My favorite time of year growing up in Connemara was always Christmas time. A special feeling would settle over the village with the start of December. The preparations would start with the older children going out to cut holly and ivy in different sizes which would be put on the mantle over the hearth, along the windows, around pictures and over the doors.
Christmas Eve was a special day. After the chores were done, we’d get the candles ready for the windows. The candles would be lit by the youngest child in the family after sunset. The candles lit the way for Mary and Jospeh should they pass through on this holiest of nights.
We’d walk about 3 miles to midnight mass at the church in Kilkeerin. There was an air of anticipation and excitement in getting bundled up in your hats and coats and venturing out in the cold December night air. The church would be full with people from our village and neighboring ones. The choir would sing in Latin and Gaelic and it was magical.
When mass was over, we would walk back home. Tiny pinpoints of light scattered across the darkened countryside. In this modern age of electricity, it’s hard to imagine the utter darkness in the 1950’s. On the holiest night of the year, flickering flames beckoned in every window, lighting the way for the Christ Child. The aroma of peat from smoke rising from the chimneys remains with me to this day.
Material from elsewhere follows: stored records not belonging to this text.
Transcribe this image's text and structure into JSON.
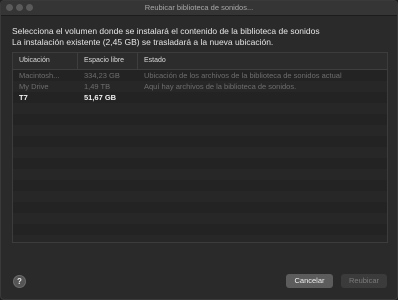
{
  "window": {
    "title": "Reubicar biblioteca de sonidos..."
  },
  "message": {
    "line1": "Selecciona el volumen donde se instalará el contenido de la biblioteca de sonidos",
    "line2": "La instalación existente (2,45 GB) se trasladará a la nueva ubicación."
  },
  "table": {
    "headers": {
      "location": "Ubicación",
      "free": "Espacio libre",
      "status": "Estado"
    },
    "rows": [
      {
        "location": "Macintosh...",
        "free": "334,23 GB",
        "status": "Ubicación de los archivos de la biblioteca de sonidos actual",
        "state": "disabled"
      },
      {
        "location": "My Drive",
        "free": "1,49 TB",
        "status": "Aquí hay archivos de la biblioteca de sonidos.",
        "state": "disabled"
      },
      {
        "location": "T7",
        "free": "51,67 GB",
        "status": "",
        "state": "enabled"
      }
    ]
  },
  "buttons": {
    "help": "?",
    "cancel": "Cancelar",
    "relocate": "Reubicar"
  }
}
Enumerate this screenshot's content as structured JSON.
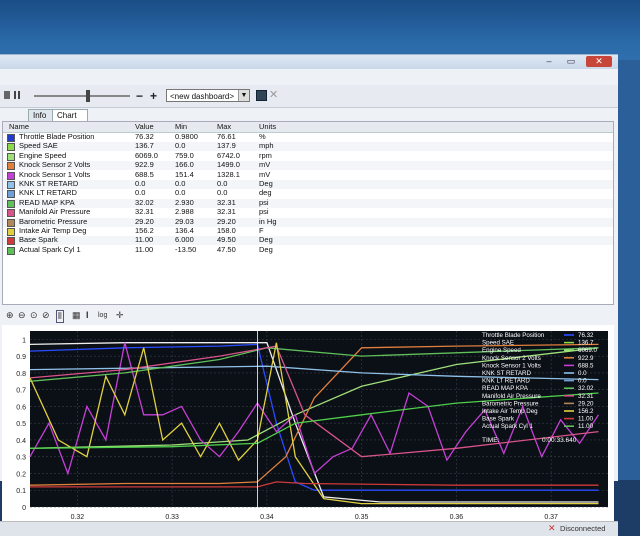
{
  "tabs": [
    {
      "label": "Info"
    },
    {
      "label": "Chart 1"
    }
  ],
  "toolbar": {
    "minus_label": "−",
    "plus_label": "+",
    "dashboard_value": "<new dashboard>",
    "save_icon": "save-icon",
    "clear_icon": "close-icon"
  },
  "table": {
    "headers": [
      "Name",
      "Value",
      "Min",
      "Max",
      "Units"
    ],
    "rows": [
      {
        "name": "Throttle Blade Position",
        "value": "76.32",
        "min": "0.9800",
        "max": "76.61",
        "units": "%",
        "color": "#1f3ccf"
      },
      {
        "name": "Speed SAE",
        "value": "136.7",
        "min": "0.0",
        "max": "137.9",
        "units": "mph",
        "color": "#8ad94a"
      },
      {
        "name": "Engine Speed",
        "value": "6069.0",
        "min": "759.0",
        "max": "6742.0",
        "units": "rpm",
        "color": "#9fe07a"
      },
      {
        "name": "Knock Sensor 2 Volts",
        "value": "922.9",
        "min": "166.0",
        "max": "1499.0",
        "units": "mV",
        "color": "#e07f3c"
      },
      {
        "name": "Knock Sensor 1 Volts",
        "value": "688.5",
        "min": "151.4",
        "max": "1328.1",
        "units": "mV",
        "color": "#c540d6"
      },
      {
        "name": "KNK ST RETARD",
        "value": "0.0",
        "min": "0.0",
        "max": "0.0",
        "units": "Deg",
        "color": "#8fc0e8"
      },
      {
        "name": "KNK LT RETARD",
        "value": "0.0",
        "min": "0.0",
        "max": "0.0",
        "units": "deg",
        "color": "#6f9fd8"
      },
      {
        "name": "READ MAP KPA",
        "value": "32.02",
        "min": "2.930",
        "max": "32.31",
        "units": "psi",
        "color": "#5fbf5a"
      },
      {
        "name": "Manifold Air Pressure",
        "value": "32.31",
        "min": "2.988",
        "max": "32.31",
        "units": "psi",
        "color": "#d8548a"
      },
      {
        "name": "Barometric Pressure",
        "value": "29.20",
        "min": "29.03",
        "max": "29.20",
        "units": "in Hg",
        "color": "#b0865a"
      },
      {
        "name": "Intake Air Temp Deg",
        "value": "156.2",
        "min": "136.4",
        "max": "158.0",
        "units": "F",
        "color": "#e0d040"
      },
      {
        "name": "Base Spark",
        "value": "11.00",
        "min": "6.000",
        "max": "49.50",
        "units": "Deg",
        "color": "#d03a3a"
      },
      {
        "name": "Actual Spark Cyl 1",
        "value": "11.00",
        "min": "-13.50",
        "max": "47.50",
        "units": "Deg",
        "color": "#5fbf5a"
      }
    ]
  },
  "chart_tools": {
    "log_label": "log"
  },
  "chart_data": {
    "type": "line",
    "x_ticks": [
      "0.32",
      "0.33",
      "0.34",
      "0.35",
      "0.36",
      "0.37"
    ],
    "y_ticks": [
      "0",
      "0.1",
      "0.2",
      "0.3",
      "0.4",
      "0.5",
      "0.6",
      "0.7",
      "0.8",
      "0.9",
      "1"
    ],
    "ylim": [
      0,
      1.05
    ],
    "legend": [
      {
        "name": "Throttle Blade Position",
        "value": "76.32",
        "color": "#2a4cff"
      },
      {
        "name": "Speed SAE",
        "value": "136.7",
        "color": "#8ad94a"
      },
      {
        "name": "Engine Speed",
        "value": "6069.0",
        "color": "#9fe07a"
      },
      {
        "name": "Knock Sensor 2 Volts",
        "value": "922.9",
        "color": "#e07f3c"
      },
      {
        "name": "Knock Sensor 1 Volts",
        "value": "688.5",
        "color": "#c540d6"
      },
      {
        "name": "KNK ST RETARD",
        "value": "0.0",
        "color": "#8fc0e8"
      },
      {
        "name": "KNK LT RETARD",
        "value": "0.0",
        "color": "#6f9fd8"
      },
      {
        "name": "READ MAP KPA",
        "value": "32.02",
        "color": "#5fbf5a"
      },
      {
        "name": "Manifold Air Pressure",
        "value": "32.31",
        "color": "#d8548a"
      },
      {
        "name": "Barometric Pressure",
        "value": "29.20",
        "color": "#b0865a"
      },
      {
        "name": "Intake Air Temp Deg",
        "value": "156.2",
        "color": "#e0d040"
      },
      {
        "name": "Base Spark",
        "value": "11.00",
        "color": "#d03a3a"
      },
      {
        "name": "Actual Spark Cyl 1",
        "value": "11.00",
        "color": "#5fbf5a"
      }
    ],
    "time_label": "TIME:",
    "time_value": "0:00:33.640",
    "series": [
      {
        "color": "#2a4cff",
        "x": [
          0.315,
          0.325,
          0.335,
          0.339,
          0.341,
          0.343,
          0.345,
          0.35,
          0.36,
          0.375
        ],
        "y": [
          0.93,
          0.95,
          0.96,
          0.97,
          0.5,
          0.15,
          0.1,
          0.1,
          0.1,
          0.1
        ]
      },
      {
        "color": "#eeeeee",
        "x": [
          0.315,
          0.325,
          0.335,
          0.34,
          0.343,
          0.346,
          0.352,
          0.36,
          0.375
        ],
        "y": [
          0.97,
          0.98,
          0.98,
          0.98,
          0.5,
          0.06,
          0.03,
          0.03,
          0.03
        ]
      },
      {
        "color": "#9fe07a",
        "x": [
          0.315,
          0.33,
          0.338,
          0.343,
          0.35,
          0.36,
          0.375
        ],
        "y": [
          0.35,
          0.37,
          0.4,
          0.55,
          0.72,
          0.85,
          0.95
        ]
      },
      {
        "color": "#e07f3c",
        "x": [
          0.315,
          0.325,
          0.335,
          0.339,
          0.342,
          0.345,
          0.35,
          0.36,
          0.375
        ],
        "y": [
          0.13,
          0.14,
          0.14,
          0.15,
          0.3,
          0.65,
          0.95,
          0.96,
          0.97
        ]
      },
      {
        "color": "#c540d6",
        "x": [
          0.315,
          0.317,
          0.319,
          0.321,
          0.323,
          0.325,
          0.327,
          0.329,
          0.331,
          0.333,
          0.335,
          0.337,
          0.339,
          0.341,
          0.343,
          0.345,
          0.347,
          0.349,
          0.351,
          0.353,
          0.355,
          0.357,
          0.359,
          0.361,
          0.363,
          0.365,
          0.367,
          0.369,
          0.371,
          0.373,
          0.375
        ],
        "y": [
          0.3,
          0.5,
          0.2,
          0.6,
          0.4,
          0.98,
          0.55,
          0.55,
          0.6,
          0.4,
          0.3,
          0.45,
          0.62,
          0.45,
          0.55,
          0.2,
          0.3,
          0.35,
          0.55,
          0.32,
          0.68,
          0.6,
          0.28,
          0.45,
          0.58,
          0.32,
          0.6,
          0.3,
          0.52,
          0.38,
          0.55
        ]
      },
      {
        "color": "#8fc0e8",
        "x": [
          0.315,
          0.34,
          0.35,
          0.36,
          0.375
        ],
        "y": [
          0.82,
          0.84,
          0.8,
          0.78,
          0.76
        ]
      },
      {
        "color": "#5fbf5a",
        "x": [
          0.315,
          0.325,
          0.335,
          0.34,
          0.35,
          0.36,
          0.375
        ],
        "y": [
          0.75,
          0.8,
          0.88,
          0.95,
          0.9,
          0.92,
          0.95
        ]
      },
      {
        "color": "#d8548a",
        "x": [
          0.315,
          0.325,
          0.335,
          0.341,
          0.344,
          0.35,
          0.36,
          0.375
        ],
        "y": [
          0.77,
          0.82,
          0.9,
          0.96,
          0.55,
          0.3,
          0.35,
          0.45
        ]
      },
      {
        "color": "#e0d040",
        "x": [
          0.315,
          0.318,
          0.321,
          0.323,
          0.325,
          0.327,
          0.329,
          0.331,
          0.333,
          0.335,
          0.337,
          0.339,
          0.341,
          0.343,
          0.346,
          0.35,
          0.36,
          0.375
        ],
        "y": [
          0.77,
          0.4,
          0.3,
          0.78,
          0.55,
          0.95,
          0.4,
          0.5,
          0.3,
          0.5,
          0.28,
          0.4,
          0.98,
          0.3,
          0.05,
          0.02,
          0.02,
          0.02
        ]
      },
      {
        "color": "#d03a3a",
        "x": [
          0.315,
          0.33,
          0.339,
          0.341,
          0.344,
          0.36,
          0.375
        ],
        "y": [
          0.12,
          0.12,
          0.12,
          0.15,
          0.14,
          0.13,
          0.13
        ]
      },
      {
        "color": "#4fd04a",
        "x": [
          0.315,
          0.33,
          0.339,
          0.343,
          0.35,
          0.36,
          0.375
        ],
        "y": [
          0.35,
          0.36,
          0.38,
          0.5,
          0.55,
          0.62,
          0.68
        ]
      }
    ]
  },
  "status": {
    "text": "Disconnected"
  }
}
Christmas morning, we would wake early with excitement. Mommy would tell us Santa came down the chimney and left us presents, which would consist of some fruit, a couple of sweets and maybe a toy. Next, we’d get ready for the biggest meal of the year…Christmas dinner. The meal was usually a goose with all the fixings, including potatoes, turnip, carrots, parsnip and gravy. The thought of this makes me hungry! For dessert, there would be Christmas fruit cake with marzipan and icing and custard over warm plum pudding.
We’d spend the evening getting ready for the next day! December 26 is known as St. Stephen’s Day in Ireland. Young boys spend the day visiting neighbors with the holly bush to perform the song of the wren and are given money, such as six pence or a shilling.
The rest of the season was spent with family and friends.
Storytelling, dancing and parties in the homes of neighbors and relatives kept everyone busy and entertained for the full twelve days of Christmas. Finally, January 6, known as twelfth night or the epiphany, also known as Nollaig na mBan, or Women’s Christmas signified the last day of the season!
Whatever your traditions are for the Christmas season, I wish you joy and peace with family and friends.
Nollaig Shona Dhuit
Your Christmas blog is excellent!
Ah, one of my happiest memories is the smell of peat smoke drifting in the air in Connemara and Mayo! I was on a back road on my way to Glassillaun, I saw men digging peat from a bog; had to stop and watch.
Nollaig Shona Dhuit, Danny!
Judy Flaherty, Billerica, MA
Thank you Judy! Writing it sure brought back a lot of wonderful memories. Nollaig Shona Dhuit!
Thank you for sharing your Irish tradition at Christmas.
So beautiful my parents came from connemara
Thankyou for sharing this wonderful story